Can you pull out each line of the data below that includes the word "object"?

_EXERCISE DATA_:
***

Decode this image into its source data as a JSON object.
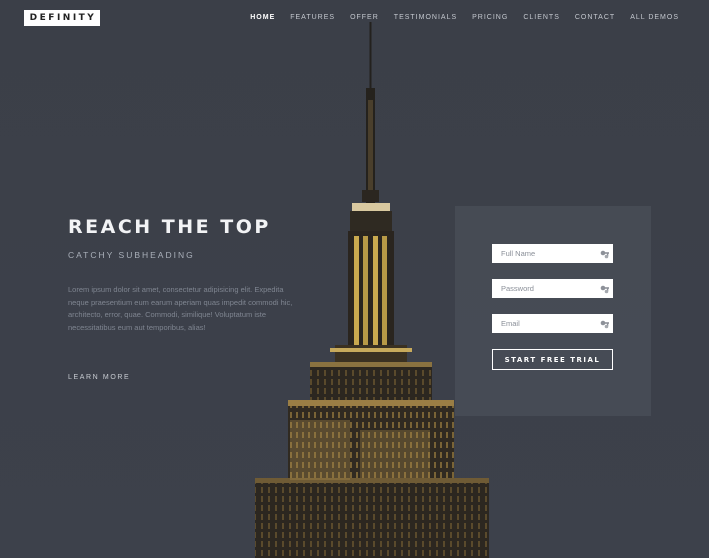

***

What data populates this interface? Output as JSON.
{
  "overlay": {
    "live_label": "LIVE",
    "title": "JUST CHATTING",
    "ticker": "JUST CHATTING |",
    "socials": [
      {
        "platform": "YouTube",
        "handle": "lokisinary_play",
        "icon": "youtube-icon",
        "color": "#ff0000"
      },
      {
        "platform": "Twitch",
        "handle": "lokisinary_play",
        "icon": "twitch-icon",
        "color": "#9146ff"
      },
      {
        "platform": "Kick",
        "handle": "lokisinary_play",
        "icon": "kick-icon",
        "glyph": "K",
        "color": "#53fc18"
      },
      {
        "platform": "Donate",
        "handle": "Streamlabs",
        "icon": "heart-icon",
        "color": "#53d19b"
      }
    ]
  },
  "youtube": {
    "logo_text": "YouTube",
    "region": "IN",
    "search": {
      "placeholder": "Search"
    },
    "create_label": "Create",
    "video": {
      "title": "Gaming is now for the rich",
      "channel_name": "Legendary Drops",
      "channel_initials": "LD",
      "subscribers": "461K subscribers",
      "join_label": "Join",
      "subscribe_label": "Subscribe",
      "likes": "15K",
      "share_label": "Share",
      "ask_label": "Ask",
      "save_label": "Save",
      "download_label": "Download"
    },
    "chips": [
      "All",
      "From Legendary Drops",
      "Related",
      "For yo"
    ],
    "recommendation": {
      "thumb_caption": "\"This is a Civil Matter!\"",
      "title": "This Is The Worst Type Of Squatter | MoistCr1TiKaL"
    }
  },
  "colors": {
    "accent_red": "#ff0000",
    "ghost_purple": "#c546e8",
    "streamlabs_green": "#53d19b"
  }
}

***

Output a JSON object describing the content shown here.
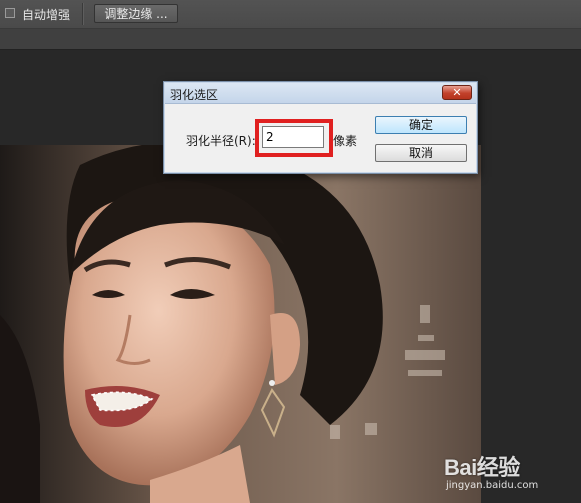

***

_ANSWER BOX_:
Decode this image into its source data as a JSON object.
Output a JSON object describing the content shown here.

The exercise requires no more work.